## WORK REQUEST
Scan the data below for lines containing the string "subtitle" and give only how many there are.

Dataset rows describing interfaces
_ _ _
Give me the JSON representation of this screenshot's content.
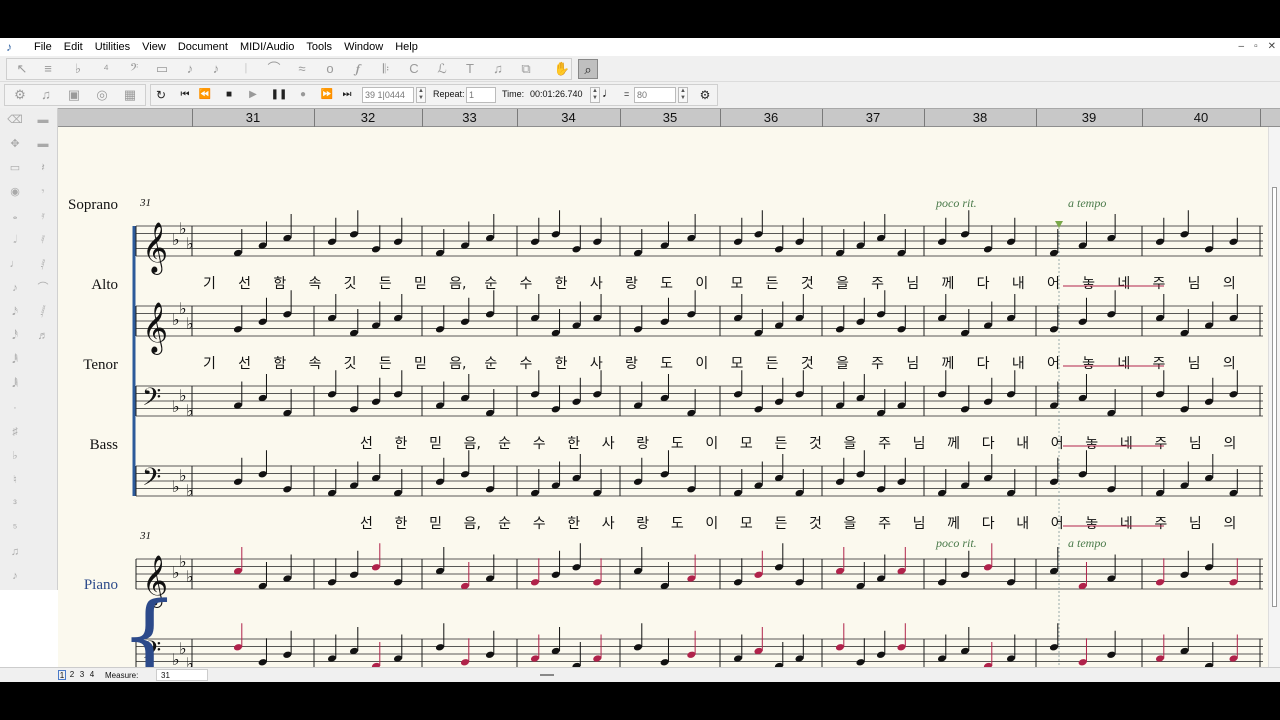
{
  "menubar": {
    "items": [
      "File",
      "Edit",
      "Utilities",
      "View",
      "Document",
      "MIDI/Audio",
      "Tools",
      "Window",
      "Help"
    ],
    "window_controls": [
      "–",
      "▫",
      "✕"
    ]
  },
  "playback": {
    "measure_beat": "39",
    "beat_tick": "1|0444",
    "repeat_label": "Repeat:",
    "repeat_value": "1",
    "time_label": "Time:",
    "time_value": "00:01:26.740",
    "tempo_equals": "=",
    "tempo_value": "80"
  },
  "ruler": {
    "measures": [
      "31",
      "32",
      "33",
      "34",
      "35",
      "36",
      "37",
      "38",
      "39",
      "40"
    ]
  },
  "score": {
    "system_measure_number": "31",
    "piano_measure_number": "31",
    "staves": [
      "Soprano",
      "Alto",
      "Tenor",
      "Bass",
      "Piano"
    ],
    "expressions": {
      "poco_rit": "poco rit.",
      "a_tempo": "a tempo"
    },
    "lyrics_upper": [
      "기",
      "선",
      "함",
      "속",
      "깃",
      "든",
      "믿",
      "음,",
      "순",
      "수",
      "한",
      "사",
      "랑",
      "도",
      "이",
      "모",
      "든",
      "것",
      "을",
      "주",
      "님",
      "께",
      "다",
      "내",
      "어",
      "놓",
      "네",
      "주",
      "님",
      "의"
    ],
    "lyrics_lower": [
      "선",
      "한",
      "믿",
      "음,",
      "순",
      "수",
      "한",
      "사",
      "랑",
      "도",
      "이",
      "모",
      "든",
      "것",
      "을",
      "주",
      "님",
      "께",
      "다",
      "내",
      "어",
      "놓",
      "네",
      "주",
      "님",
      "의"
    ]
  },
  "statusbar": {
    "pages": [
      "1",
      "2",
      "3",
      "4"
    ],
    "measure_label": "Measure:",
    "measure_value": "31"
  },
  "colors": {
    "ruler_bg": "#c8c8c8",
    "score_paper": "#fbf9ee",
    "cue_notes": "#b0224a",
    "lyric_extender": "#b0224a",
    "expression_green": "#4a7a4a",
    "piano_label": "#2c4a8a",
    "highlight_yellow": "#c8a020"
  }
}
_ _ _
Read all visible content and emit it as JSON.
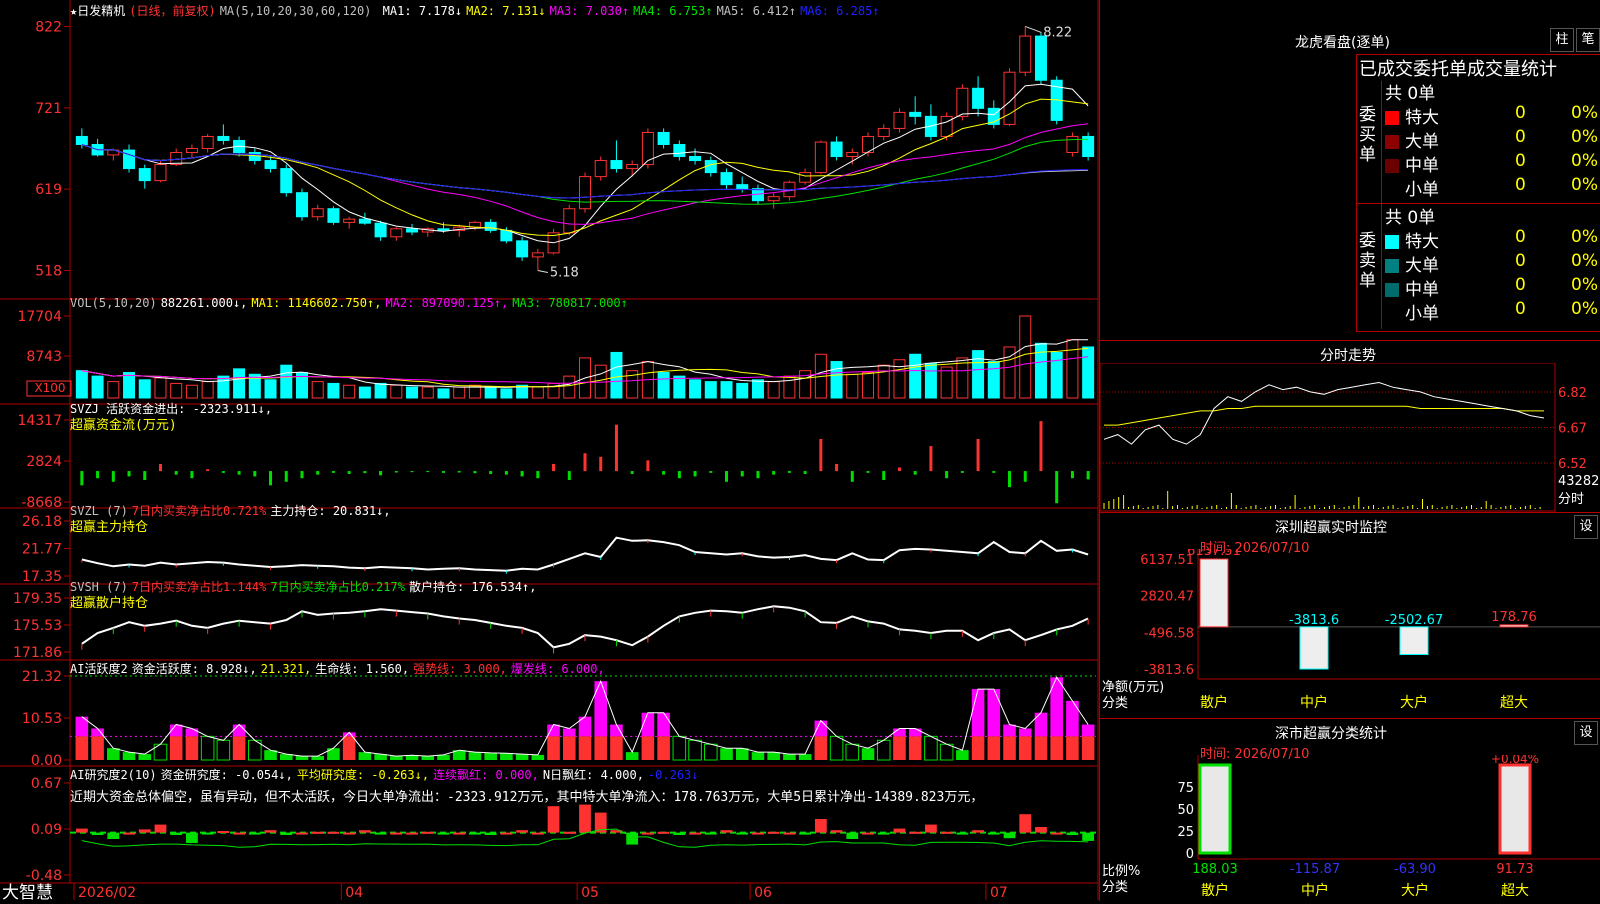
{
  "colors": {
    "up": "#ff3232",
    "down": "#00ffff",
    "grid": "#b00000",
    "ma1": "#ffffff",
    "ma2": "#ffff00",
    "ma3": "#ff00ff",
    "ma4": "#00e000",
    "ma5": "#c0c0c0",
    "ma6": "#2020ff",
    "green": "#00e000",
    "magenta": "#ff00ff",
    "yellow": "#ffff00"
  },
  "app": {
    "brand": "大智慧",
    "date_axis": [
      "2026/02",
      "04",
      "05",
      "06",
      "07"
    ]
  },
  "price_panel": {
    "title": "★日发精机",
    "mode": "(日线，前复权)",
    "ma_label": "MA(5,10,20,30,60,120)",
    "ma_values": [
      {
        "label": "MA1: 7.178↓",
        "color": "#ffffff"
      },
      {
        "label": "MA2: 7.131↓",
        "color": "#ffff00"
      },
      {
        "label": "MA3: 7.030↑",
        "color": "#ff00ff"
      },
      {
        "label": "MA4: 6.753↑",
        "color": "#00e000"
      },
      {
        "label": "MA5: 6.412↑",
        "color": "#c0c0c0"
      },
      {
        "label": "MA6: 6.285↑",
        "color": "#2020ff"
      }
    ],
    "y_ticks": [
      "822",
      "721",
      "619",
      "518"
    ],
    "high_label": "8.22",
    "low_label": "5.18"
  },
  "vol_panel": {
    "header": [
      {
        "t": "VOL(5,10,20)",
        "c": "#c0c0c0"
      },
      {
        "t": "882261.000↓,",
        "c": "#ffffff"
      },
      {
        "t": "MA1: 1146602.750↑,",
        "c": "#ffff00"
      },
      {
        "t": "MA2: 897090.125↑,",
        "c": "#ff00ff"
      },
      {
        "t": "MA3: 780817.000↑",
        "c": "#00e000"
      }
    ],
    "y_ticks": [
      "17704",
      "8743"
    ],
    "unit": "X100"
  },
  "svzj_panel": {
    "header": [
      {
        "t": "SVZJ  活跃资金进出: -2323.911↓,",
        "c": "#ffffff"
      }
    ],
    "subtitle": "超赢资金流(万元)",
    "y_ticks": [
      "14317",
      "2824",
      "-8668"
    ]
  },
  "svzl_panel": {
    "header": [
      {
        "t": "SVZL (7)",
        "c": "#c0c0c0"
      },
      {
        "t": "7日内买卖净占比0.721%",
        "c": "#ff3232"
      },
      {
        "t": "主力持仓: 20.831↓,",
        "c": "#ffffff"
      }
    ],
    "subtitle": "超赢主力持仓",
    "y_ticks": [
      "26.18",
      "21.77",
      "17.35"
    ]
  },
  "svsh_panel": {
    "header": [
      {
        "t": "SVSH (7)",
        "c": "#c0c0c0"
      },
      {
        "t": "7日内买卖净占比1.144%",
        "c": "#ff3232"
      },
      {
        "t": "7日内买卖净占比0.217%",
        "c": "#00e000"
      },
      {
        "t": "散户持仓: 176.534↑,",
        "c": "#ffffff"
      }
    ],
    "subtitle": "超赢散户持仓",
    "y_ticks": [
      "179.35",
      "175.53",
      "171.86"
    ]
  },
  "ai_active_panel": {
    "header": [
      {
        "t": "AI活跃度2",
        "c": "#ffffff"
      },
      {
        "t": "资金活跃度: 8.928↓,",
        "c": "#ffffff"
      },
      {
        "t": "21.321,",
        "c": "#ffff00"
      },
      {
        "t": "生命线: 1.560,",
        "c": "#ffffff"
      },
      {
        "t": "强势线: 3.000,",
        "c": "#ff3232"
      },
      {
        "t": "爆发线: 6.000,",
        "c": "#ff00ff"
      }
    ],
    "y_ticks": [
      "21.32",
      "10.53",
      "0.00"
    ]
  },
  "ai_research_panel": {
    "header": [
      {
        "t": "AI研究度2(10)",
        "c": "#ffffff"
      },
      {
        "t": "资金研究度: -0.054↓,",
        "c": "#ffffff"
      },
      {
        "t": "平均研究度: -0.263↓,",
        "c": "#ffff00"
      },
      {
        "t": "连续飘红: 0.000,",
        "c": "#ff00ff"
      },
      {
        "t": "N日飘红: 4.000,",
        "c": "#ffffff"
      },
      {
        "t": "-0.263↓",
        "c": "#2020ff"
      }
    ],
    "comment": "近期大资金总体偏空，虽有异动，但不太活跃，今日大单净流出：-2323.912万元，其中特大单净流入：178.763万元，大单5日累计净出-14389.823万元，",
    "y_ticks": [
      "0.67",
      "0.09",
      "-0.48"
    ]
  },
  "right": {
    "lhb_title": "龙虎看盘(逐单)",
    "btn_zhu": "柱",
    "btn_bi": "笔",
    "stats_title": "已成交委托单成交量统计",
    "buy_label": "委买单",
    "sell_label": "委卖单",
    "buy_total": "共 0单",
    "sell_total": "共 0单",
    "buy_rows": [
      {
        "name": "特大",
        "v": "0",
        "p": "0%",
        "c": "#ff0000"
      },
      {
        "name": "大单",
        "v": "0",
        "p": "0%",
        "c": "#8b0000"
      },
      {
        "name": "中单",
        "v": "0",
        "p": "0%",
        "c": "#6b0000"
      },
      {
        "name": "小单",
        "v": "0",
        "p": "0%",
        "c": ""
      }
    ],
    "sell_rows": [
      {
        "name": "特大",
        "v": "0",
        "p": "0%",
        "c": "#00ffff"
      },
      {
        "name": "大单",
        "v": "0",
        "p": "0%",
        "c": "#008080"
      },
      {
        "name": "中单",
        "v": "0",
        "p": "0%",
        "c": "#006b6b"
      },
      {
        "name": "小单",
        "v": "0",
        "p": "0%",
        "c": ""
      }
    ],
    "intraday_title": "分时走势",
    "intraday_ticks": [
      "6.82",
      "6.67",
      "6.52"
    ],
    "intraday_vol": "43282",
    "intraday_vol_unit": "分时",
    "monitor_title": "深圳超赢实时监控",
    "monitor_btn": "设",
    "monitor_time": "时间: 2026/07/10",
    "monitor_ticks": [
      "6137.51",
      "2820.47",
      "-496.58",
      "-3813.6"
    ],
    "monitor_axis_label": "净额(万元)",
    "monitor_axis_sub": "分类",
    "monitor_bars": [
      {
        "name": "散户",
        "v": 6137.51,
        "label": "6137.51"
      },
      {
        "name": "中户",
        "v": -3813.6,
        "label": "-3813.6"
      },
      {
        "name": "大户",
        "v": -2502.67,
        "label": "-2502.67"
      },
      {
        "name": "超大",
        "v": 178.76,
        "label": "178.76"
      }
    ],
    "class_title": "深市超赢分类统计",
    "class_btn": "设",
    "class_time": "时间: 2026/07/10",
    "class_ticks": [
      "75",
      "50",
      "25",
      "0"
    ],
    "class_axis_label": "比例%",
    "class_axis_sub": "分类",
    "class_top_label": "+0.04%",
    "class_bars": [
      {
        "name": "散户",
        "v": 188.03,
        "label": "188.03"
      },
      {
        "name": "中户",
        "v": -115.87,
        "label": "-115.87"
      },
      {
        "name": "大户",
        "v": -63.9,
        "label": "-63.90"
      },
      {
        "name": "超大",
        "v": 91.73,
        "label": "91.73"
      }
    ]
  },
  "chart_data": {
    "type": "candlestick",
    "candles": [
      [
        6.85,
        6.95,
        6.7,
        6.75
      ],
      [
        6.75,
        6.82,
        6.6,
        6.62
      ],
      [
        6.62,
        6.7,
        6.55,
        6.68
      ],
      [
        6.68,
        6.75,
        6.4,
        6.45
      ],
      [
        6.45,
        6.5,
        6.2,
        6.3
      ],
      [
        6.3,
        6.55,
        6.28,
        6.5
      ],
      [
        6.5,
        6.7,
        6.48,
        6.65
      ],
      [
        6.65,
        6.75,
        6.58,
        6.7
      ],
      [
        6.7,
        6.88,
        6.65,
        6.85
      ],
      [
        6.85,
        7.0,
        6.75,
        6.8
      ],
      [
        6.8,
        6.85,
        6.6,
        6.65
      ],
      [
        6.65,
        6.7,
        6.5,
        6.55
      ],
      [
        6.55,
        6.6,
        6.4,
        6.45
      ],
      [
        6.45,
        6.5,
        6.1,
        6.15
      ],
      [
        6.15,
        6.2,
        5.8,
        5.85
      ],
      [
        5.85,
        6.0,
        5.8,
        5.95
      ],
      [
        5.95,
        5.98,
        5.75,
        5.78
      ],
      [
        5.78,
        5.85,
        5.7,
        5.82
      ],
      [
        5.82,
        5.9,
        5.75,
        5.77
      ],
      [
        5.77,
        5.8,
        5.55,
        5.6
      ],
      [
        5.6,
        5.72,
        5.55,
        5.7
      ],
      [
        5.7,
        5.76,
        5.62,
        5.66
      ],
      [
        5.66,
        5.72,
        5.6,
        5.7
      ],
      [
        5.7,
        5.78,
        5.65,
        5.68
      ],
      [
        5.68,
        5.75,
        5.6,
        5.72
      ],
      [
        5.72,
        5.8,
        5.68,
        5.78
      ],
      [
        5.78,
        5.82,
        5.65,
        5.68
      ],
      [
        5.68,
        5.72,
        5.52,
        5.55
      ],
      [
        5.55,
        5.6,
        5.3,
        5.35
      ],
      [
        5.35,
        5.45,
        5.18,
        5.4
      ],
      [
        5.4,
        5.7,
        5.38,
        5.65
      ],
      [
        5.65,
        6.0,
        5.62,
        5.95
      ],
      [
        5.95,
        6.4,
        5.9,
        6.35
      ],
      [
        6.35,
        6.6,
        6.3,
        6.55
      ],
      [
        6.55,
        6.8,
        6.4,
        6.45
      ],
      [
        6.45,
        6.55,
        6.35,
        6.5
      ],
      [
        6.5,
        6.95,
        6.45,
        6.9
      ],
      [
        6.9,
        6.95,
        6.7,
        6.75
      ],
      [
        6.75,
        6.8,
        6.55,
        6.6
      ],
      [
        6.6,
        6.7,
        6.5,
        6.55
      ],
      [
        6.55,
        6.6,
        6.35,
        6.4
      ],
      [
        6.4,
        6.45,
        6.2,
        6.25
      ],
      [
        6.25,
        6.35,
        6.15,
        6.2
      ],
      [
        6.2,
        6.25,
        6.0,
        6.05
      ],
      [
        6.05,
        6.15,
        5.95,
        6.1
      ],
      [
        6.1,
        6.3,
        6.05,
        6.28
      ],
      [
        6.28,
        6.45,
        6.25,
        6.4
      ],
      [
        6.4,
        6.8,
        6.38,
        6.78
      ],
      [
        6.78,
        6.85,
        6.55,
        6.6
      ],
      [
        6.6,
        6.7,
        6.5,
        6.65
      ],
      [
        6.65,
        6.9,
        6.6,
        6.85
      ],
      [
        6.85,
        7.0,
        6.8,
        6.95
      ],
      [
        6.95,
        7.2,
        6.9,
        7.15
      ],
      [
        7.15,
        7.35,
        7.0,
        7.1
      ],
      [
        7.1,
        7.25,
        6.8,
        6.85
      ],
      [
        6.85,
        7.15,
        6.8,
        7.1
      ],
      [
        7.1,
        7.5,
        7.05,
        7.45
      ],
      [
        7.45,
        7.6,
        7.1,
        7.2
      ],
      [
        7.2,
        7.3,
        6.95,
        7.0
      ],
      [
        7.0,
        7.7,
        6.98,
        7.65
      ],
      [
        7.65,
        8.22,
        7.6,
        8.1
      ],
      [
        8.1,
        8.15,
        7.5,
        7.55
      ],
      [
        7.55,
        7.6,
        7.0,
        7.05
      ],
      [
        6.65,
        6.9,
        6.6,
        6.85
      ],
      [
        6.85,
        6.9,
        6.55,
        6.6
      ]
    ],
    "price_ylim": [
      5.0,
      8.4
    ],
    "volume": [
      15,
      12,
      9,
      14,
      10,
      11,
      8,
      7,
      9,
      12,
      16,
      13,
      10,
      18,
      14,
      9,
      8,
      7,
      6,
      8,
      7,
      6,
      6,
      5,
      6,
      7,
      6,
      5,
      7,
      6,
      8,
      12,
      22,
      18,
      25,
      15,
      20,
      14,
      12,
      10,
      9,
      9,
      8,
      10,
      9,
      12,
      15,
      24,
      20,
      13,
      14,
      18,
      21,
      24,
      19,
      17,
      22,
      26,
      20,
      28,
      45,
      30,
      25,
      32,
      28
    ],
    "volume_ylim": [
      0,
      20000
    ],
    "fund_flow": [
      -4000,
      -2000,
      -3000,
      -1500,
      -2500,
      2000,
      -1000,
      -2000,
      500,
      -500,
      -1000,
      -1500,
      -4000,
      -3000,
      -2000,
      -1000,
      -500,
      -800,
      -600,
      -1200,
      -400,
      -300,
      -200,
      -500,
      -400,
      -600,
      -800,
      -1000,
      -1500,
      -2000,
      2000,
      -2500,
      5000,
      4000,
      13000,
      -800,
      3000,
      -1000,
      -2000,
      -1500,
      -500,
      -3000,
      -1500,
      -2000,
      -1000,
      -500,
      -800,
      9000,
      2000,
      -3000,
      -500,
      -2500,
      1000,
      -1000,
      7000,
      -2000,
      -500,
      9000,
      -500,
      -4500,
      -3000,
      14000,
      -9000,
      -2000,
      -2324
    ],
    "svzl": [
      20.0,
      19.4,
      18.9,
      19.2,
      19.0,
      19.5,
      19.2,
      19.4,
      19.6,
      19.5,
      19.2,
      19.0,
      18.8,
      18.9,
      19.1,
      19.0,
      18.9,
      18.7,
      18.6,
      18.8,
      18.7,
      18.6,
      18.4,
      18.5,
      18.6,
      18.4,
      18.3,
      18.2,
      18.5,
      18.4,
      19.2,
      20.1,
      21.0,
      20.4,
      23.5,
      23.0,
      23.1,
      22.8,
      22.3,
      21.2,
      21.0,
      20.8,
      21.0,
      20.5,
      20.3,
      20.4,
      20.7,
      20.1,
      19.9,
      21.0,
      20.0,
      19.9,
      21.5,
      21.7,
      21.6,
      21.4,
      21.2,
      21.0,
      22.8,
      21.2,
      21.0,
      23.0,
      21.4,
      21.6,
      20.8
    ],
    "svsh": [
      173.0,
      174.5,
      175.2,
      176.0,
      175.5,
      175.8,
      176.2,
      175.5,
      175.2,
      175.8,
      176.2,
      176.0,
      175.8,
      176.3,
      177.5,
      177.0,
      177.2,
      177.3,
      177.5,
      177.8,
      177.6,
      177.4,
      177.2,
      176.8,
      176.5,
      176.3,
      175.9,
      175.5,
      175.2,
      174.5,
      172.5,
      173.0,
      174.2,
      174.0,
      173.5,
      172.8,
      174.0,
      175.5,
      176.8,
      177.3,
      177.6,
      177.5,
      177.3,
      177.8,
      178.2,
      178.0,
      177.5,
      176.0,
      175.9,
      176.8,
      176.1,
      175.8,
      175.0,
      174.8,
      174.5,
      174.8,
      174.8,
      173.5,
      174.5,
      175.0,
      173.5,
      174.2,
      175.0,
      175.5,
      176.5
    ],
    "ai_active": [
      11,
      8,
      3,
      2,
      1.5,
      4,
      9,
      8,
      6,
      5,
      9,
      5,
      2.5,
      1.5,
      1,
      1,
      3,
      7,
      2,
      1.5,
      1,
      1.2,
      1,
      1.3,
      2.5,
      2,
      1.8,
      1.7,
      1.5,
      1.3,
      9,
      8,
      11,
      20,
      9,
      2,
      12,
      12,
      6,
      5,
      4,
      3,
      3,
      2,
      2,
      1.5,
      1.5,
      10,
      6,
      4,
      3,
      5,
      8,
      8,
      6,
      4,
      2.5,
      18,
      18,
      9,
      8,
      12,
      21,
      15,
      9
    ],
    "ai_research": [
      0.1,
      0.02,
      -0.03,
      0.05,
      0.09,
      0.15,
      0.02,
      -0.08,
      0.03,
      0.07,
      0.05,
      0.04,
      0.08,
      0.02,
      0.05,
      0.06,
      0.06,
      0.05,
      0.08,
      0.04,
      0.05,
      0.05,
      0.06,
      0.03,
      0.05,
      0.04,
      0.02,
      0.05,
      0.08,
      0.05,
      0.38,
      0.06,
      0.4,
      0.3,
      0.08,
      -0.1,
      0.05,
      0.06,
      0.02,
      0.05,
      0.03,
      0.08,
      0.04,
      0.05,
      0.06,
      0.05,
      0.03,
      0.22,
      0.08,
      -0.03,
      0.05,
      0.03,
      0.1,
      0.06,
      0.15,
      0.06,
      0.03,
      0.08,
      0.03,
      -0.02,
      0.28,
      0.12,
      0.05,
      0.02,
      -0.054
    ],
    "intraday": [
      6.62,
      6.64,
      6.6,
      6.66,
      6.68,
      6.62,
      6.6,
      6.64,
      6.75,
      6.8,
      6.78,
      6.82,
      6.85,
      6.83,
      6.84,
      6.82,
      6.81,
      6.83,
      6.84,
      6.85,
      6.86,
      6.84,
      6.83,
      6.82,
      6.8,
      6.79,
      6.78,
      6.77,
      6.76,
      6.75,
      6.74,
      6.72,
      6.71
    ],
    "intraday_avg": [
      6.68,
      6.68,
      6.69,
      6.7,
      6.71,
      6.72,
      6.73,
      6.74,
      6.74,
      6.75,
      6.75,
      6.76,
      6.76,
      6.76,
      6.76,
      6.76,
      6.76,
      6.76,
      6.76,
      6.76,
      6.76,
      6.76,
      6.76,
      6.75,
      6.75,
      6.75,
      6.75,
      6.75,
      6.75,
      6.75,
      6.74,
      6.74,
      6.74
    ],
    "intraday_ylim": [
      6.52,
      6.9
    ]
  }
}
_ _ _
## SOLUTION BELOW
3